Mortgage Rates Remain Elevated, But Bigger Volatility is Coming
There’s probably not going to be any way around it. However volatile rates may have been in the past 2 weeks, they’re at risk of much larger swings in the 2 weeks ahead.
I’m intentionally avoiding commenting on the first few weeks of February because it’s not a given that the upcoming movement will be any bigger than that. From February 2nd through the 15th, the average 30yr fixed rate increased by a whopping 0.75%. Since then, we’ve drifted up and over 7% as the market waits on several highly consequential economic reports.
That brings us to the rationale behind calls for higher volatility. The big jobs report coming up on Friday and the Consumer Price Index (CPI) on deck next week are the two most relevant economic reports month in and month out right now. This week’s comments from Fed Chair Powell reiterate the possibility that the Fed could increase the pace of its rate hikes if the data comes in hot enough.
As always, financial markets will adjust for that possibility immediately following the release of the data. In other words, traders won’t wait for the Fed to actually hike by a larger amount before selling bonds. When traders sell bonds, rates rise, all other things being equal. That means mortgage rates would quickly move to even higher levels if Friday’s jobs report is much stronger than expected.
Conversely, if the report is weaker, rates would likely recover by a larger amount than any of their recent winning days. The movement seen so far this week is more of a placeholder by contrast.

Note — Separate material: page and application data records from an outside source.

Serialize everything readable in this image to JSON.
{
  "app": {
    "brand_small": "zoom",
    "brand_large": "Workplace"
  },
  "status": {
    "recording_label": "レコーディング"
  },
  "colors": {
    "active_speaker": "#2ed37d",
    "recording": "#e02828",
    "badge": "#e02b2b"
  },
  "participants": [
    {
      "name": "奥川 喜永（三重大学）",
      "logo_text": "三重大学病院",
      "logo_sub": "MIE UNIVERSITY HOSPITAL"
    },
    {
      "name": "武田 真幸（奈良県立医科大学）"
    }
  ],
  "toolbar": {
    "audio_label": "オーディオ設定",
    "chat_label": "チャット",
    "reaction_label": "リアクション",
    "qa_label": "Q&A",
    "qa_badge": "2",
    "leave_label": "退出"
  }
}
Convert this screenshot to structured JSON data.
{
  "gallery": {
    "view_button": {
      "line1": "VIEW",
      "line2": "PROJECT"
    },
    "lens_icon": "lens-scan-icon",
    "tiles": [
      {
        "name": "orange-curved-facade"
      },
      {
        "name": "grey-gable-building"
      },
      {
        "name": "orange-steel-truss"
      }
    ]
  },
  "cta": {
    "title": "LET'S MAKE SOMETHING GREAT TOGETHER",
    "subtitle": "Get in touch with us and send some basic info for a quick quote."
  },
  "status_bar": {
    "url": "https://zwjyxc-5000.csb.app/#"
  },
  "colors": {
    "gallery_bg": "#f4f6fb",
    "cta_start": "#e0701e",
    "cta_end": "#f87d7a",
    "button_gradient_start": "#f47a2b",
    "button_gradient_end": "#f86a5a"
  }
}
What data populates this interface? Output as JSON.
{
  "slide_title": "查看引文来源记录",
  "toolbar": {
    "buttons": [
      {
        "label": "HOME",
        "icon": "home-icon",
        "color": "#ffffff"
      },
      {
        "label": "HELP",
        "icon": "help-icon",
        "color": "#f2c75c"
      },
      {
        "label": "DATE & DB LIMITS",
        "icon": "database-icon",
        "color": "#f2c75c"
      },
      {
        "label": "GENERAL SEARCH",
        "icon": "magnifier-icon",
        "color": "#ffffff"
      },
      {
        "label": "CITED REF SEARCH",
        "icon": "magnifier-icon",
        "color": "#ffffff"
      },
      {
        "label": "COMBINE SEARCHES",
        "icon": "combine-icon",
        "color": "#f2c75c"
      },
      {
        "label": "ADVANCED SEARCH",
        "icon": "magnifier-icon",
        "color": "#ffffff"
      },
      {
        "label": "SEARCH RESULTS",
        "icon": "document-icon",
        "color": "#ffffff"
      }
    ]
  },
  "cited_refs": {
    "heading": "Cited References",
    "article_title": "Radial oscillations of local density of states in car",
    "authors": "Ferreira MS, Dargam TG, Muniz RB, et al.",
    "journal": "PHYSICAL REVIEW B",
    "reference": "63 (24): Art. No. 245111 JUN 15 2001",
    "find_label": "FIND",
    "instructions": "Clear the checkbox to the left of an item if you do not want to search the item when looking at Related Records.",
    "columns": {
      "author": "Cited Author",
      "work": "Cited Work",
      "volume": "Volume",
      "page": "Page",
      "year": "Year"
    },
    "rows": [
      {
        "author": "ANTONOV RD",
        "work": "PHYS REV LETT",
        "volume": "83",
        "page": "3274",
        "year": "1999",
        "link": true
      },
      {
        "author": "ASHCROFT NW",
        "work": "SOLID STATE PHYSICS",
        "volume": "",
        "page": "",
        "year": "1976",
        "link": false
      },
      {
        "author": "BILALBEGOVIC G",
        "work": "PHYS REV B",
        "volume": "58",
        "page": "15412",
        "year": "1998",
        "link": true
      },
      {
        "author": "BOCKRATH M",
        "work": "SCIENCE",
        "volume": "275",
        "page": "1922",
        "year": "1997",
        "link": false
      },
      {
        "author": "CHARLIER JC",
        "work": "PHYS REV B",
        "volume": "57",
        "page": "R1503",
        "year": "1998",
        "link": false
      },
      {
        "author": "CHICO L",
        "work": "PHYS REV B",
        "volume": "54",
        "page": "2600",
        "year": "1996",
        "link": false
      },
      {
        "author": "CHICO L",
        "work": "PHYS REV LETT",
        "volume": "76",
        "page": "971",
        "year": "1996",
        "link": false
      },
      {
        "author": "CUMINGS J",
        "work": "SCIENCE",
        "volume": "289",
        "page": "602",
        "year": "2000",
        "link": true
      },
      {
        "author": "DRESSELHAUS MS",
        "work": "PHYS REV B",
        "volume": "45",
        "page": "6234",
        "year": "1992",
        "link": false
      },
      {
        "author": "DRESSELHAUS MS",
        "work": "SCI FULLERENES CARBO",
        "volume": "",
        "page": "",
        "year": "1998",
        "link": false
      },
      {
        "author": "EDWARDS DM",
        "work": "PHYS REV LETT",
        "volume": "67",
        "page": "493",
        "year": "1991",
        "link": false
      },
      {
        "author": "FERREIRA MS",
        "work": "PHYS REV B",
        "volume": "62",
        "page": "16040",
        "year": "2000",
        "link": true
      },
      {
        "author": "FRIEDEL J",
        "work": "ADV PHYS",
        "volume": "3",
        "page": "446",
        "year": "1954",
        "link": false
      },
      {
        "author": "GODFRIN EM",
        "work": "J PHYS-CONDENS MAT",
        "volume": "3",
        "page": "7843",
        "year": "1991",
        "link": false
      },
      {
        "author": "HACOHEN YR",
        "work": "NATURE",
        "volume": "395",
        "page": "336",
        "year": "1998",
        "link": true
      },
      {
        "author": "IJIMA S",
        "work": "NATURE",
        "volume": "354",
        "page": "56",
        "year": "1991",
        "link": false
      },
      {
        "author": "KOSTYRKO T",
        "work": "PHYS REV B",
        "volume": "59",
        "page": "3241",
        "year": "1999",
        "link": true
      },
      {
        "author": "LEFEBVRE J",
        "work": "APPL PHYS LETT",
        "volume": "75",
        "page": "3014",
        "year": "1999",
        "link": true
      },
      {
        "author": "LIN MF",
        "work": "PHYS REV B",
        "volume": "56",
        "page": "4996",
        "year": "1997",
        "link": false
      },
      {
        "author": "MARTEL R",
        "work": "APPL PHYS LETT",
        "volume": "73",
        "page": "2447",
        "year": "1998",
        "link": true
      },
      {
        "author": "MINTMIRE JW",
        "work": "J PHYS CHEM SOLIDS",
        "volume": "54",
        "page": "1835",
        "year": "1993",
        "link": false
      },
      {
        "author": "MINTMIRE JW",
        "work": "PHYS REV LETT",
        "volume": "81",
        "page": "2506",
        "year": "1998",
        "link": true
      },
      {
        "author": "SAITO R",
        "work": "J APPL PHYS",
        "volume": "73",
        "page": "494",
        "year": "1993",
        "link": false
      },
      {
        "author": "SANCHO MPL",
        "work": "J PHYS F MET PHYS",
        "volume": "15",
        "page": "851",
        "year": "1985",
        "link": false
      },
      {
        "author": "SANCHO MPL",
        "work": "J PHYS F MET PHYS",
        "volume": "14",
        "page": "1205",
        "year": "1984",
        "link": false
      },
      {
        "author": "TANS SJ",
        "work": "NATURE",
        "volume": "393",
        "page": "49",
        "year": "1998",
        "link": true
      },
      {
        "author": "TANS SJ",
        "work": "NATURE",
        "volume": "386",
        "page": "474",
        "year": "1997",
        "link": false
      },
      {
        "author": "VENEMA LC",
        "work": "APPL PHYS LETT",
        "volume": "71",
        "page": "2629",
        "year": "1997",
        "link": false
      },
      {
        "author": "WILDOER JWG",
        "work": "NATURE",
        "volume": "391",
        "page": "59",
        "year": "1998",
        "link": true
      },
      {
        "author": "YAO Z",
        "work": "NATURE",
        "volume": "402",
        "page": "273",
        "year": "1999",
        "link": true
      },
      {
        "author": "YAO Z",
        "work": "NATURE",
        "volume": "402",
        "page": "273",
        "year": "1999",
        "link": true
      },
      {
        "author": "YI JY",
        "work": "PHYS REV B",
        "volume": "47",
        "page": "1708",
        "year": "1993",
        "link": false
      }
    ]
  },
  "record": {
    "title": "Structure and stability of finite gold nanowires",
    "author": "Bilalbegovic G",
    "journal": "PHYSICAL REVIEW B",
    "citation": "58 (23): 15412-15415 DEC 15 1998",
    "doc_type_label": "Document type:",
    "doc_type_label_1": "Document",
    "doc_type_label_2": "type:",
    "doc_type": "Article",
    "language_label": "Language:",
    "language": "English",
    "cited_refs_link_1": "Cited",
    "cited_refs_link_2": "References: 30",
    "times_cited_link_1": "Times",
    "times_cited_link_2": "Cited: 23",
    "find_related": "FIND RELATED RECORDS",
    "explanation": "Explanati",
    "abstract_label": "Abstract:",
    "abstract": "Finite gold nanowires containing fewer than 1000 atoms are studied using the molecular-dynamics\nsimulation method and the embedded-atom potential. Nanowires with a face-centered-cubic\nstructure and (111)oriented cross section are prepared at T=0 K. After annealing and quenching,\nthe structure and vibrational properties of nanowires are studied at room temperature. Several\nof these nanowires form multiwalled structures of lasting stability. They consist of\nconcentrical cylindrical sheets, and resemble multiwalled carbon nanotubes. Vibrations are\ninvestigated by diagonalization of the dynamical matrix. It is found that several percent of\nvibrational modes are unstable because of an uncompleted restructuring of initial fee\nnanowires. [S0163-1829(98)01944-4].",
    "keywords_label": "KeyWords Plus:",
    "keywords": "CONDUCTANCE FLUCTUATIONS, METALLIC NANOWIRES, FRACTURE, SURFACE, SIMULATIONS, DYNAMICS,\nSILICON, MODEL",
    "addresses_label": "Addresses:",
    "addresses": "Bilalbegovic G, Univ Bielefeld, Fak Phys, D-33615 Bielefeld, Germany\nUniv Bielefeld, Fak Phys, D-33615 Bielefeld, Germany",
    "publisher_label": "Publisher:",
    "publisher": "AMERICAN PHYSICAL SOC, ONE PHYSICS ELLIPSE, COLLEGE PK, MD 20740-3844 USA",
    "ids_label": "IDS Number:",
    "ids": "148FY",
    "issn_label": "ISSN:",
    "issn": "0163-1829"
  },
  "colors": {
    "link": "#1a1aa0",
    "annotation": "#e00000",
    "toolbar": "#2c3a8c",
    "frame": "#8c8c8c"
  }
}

Today happened to be bad, with the average lender drifting slightly higher into the low 7% range for top tier 30yr fixed scenarios.